▶ _Work order_
Find every line in the records below that holds the word "true", and copy it out.
---- Data provided
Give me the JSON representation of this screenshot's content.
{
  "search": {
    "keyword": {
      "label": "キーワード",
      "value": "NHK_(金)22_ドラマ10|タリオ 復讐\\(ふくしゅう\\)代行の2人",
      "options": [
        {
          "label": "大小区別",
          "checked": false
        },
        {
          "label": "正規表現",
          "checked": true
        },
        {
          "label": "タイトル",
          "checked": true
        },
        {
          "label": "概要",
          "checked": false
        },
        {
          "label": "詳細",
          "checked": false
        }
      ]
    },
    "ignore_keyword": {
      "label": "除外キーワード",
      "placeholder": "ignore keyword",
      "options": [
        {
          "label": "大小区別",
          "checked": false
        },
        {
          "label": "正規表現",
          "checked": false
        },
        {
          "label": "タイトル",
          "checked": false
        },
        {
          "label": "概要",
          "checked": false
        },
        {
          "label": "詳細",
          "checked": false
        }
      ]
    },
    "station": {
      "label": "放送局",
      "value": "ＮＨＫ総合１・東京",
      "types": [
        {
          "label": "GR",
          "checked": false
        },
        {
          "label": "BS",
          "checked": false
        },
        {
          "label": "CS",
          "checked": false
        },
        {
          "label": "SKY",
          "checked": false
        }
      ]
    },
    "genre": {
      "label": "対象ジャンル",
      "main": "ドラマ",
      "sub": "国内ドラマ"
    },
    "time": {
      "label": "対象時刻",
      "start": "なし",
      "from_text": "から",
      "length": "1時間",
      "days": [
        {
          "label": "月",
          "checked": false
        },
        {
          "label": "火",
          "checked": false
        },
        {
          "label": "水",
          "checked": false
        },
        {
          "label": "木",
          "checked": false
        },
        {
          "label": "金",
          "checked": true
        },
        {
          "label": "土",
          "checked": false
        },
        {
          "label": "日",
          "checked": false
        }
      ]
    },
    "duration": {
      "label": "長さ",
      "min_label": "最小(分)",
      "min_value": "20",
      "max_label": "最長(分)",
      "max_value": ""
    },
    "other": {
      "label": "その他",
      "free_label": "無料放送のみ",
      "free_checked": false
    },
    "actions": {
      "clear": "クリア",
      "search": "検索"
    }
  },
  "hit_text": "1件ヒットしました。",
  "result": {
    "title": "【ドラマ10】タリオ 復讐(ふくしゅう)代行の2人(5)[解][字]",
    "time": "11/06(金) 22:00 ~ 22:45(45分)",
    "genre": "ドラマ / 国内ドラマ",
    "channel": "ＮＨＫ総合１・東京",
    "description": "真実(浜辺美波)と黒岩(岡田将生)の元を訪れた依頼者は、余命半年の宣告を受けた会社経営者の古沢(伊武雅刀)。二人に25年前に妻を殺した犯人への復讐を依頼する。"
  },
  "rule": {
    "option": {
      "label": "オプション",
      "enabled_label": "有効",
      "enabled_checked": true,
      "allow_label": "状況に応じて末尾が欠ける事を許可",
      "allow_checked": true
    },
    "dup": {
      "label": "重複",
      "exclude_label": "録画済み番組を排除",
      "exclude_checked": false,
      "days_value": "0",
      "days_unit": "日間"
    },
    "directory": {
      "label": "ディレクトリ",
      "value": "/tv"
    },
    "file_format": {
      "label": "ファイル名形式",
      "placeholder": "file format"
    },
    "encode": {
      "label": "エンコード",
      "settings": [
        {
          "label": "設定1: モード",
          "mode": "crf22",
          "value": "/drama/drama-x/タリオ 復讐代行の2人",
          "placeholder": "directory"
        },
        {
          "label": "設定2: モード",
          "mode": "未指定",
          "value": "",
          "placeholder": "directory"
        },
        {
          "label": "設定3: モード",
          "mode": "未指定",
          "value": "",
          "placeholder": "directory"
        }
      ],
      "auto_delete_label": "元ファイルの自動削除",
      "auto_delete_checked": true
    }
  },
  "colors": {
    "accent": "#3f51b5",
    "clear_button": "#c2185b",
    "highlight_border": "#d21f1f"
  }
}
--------
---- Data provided
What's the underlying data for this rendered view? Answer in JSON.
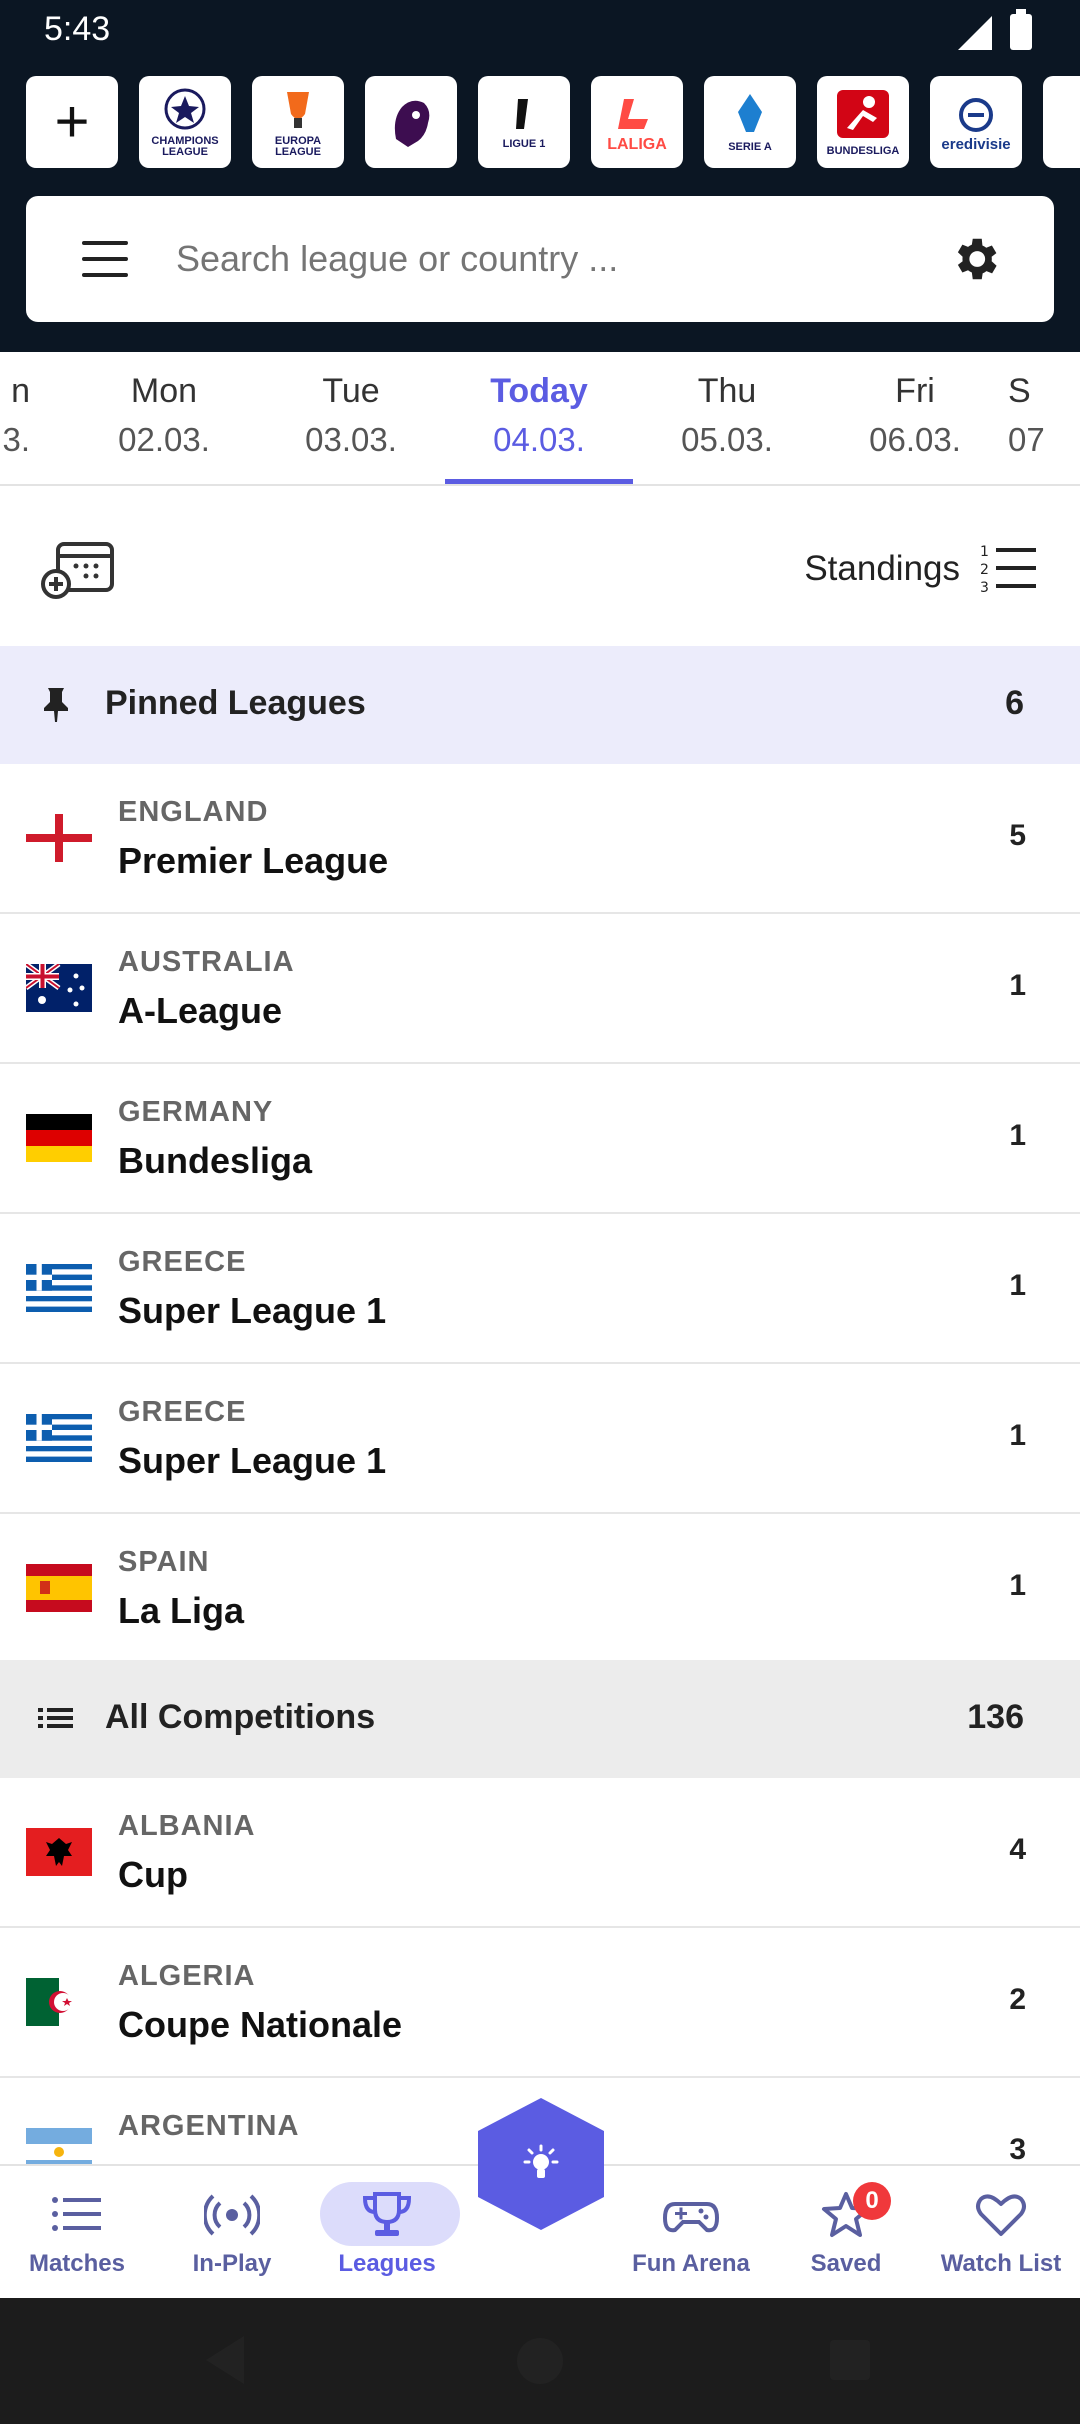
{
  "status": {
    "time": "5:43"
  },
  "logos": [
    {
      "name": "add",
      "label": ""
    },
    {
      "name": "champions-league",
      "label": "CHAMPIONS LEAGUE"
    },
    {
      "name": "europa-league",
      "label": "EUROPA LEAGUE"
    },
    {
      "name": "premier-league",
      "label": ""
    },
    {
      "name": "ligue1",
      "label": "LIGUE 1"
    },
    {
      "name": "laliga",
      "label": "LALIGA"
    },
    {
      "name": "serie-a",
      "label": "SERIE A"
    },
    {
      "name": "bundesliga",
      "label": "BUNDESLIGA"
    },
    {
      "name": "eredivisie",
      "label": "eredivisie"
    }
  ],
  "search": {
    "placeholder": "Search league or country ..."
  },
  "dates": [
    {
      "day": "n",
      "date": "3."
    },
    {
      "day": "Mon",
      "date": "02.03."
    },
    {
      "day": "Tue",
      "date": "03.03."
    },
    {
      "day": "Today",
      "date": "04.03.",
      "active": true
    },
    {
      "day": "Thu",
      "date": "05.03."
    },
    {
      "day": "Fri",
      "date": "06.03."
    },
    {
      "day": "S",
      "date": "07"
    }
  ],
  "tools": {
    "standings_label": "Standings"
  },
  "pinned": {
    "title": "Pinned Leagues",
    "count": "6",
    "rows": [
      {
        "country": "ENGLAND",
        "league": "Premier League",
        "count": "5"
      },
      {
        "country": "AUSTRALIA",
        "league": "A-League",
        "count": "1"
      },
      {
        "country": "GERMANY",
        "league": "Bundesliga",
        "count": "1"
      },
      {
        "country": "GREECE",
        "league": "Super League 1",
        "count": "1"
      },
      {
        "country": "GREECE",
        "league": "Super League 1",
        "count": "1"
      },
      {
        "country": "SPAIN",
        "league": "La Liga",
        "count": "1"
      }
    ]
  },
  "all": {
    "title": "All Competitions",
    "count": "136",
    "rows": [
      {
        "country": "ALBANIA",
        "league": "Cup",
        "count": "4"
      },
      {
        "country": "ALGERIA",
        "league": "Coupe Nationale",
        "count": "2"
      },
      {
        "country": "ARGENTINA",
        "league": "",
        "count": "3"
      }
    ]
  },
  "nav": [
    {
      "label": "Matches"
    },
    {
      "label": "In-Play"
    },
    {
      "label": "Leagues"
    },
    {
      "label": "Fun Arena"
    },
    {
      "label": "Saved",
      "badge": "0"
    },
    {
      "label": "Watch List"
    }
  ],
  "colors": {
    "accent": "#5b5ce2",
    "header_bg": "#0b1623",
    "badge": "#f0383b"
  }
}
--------
▶ _Task output_
          "checked": true
          "checked": true
          "checked": true
      "enabled_checked": true,
      "allow_checked": true
      "auto_delete_checked": true
      "active": true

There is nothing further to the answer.